> _Goal of the exercise_
Scan the entries below and say how many lines contain "content". Write only the number.

> _Stored entries_
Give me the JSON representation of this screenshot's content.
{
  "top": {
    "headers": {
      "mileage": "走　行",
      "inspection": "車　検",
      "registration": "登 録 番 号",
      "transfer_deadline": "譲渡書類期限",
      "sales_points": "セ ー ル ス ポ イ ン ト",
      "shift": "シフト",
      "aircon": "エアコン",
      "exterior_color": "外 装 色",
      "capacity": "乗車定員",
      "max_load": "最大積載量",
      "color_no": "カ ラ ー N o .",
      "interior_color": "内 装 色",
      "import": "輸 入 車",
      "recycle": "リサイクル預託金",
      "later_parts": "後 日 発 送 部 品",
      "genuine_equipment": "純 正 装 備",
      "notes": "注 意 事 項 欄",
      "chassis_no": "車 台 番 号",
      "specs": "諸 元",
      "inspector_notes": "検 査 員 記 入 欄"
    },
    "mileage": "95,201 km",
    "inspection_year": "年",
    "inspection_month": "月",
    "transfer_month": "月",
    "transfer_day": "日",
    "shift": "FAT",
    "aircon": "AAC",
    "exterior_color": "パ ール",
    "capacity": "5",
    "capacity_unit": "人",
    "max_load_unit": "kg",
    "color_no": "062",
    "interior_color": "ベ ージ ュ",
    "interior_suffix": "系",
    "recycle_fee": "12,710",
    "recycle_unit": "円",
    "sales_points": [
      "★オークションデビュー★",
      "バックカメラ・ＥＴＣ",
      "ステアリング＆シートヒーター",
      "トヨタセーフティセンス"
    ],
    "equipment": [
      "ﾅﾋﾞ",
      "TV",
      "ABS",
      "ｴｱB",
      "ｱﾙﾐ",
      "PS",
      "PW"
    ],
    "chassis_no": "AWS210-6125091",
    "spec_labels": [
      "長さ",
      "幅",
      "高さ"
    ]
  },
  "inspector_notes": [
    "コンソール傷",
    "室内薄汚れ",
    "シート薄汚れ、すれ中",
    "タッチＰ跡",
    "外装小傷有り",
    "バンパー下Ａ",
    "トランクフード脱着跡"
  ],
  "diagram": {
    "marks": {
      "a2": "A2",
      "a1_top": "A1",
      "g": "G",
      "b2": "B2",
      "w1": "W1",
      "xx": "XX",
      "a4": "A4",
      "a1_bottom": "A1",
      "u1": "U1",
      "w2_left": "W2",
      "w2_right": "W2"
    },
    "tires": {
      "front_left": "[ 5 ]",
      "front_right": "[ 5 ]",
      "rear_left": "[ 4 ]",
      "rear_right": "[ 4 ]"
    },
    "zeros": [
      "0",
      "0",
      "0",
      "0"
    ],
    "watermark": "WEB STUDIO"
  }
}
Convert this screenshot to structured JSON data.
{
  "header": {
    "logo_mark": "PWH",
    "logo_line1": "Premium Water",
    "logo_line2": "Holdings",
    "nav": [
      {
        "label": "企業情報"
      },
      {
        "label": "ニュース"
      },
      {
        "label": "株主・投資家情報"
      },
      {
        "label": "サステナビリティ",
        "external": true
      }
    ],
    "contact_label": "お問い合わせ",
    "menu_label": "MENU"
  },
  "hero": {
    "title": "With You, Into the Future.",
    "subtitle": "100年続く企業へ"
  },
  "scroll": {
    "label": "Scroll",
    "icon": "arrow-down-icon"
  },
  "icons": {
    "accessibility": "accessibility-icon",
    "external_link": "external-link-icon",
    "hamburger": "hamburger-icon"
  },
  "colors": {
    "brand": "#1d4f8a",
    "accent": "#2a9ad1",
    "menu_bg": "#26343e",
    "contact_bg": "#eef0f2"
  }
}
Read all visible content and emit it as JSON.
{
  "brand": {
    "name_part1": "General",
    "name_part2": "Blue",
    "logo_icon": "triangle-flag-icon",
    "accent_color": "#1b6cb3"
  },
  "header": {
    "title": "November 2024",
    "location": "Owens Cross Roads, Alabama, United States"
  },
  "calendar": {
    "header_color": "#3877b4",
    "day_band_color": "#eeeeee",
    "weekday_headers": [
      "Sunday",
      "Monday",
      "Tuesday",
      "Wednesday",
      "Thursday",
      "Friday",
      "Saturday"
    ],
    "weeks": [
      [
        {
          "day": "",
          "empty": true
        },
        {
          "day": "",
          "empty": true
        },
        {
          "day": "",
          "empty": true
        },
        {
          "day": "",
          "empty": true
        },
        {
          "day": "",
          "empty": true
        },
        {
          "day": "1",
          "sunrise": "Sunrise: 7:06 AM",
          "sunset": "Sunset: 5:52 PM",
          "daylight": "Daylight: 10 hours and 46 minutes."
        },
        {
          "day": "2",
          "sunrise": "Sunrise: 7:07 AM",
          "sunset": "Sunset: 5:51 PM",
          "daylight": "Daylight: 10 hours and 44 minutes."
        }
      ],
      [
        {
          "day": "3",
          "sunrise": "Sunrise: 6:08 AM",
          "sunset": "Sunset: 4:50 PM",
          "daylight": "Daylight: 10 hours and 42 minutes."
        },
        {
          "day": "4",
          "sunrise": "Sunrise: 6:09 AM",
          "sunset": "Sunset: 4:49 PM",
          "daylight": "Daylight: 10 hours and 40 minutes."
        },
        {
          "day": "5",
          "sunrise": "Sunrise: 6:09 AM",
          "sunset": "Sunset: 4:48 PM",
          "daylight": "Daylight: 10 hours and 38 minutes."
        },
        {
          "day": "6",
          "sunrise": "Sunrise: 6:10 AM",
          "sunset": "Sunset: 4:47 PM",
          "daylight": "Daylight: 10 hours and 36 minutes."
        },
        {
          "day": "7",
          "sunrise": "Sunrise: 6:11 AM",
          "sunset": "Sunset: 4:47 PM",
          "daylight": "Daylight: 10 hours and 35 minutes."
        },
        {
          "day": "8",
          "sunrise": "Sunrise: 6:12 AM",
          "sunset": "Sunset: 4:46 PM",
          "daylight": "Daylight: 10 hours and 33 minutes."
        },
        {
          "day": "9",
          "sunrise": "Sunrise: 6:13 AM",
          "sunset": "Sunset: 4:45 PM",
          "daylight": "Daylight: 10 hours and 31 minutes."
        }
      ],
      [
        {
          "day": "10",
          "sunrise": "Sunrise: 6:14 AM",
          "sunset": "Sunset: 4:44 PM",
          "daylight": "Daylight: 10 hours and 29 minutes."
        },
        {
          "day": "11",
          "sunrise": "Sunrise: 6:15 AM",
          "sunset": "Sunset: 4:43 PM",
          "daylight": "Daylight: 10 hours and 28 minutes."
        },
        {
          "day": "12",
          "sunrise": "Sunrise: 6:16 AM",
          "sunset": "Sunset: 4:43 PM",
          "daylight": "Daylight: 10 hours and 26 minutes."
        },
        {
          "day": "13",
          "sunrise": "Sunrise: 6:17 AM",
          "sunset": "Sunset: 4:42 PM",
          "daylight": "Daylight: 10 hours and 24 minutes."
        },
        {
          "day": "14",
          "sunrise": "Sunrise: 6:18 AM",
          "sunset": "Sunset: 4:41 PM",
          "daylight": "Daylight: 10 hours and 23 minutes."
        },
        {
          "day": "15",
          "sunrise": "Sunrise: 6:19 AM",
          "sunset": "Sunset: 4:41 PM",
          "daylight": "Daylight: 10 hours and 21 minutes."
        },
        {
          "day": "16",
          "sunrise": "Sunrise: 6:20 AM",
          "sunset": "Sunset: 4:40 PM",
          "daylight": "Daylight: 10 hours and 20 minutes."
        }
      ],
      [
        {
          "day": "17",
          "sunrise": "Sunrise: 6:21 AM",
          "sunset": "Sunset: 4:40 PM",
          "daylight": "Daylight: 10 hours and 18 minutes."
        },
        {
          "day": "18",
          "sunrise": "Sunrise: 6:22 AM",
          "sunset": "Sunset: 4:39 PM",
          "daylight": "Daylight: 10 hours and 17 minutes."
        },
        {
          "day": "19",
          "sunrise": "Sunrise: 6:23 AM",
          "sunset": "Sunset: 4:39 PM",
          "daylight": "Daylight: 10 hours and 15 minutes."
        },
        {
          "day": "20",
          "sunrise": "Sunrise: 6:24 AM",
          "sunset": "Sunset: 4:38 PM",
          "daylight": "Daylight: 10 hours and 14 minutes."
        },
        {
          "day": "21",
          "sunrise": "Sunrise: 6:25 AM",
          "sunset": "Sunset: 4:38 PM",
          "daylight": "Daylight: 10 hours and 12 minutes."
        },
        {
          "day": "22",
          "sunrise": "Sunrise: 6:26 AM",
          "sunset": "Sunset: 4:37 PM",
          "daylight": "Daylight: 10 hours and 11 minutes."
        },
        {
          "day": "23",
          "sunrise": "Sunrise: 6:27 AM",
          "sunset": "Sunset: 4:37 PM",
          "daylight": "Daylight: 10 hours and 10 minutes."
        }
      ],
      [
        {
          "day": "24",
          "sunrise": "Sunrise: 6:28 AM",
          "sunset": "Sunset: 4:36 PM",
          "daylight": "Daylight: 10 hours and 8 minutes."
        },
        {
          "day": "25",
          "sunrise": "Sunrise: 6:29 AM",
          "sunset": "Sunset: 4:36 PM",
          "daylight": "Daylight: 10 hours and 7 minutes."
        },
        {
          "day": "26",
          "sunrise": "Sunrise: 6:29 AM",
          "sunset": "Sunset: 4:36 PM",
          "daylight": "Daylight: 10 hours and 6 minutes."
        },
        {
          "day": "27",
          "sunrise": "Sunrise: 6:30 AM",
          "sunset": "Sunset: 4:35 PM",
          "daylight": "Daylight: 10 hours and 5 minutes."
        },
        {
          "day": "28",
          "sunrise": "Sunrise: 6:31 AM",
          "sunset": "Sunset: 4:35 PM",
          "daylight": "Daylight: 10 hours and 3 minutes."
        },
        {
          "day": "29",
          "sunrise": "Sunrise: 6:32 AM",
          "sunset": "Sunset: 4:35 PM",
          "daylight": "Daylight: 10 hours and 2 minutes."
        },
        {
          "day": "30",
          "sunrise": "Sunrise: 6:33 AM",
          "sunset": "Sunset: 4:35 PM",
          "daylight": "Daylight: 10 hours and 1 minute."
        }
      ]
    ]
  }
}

> _Your solution_
2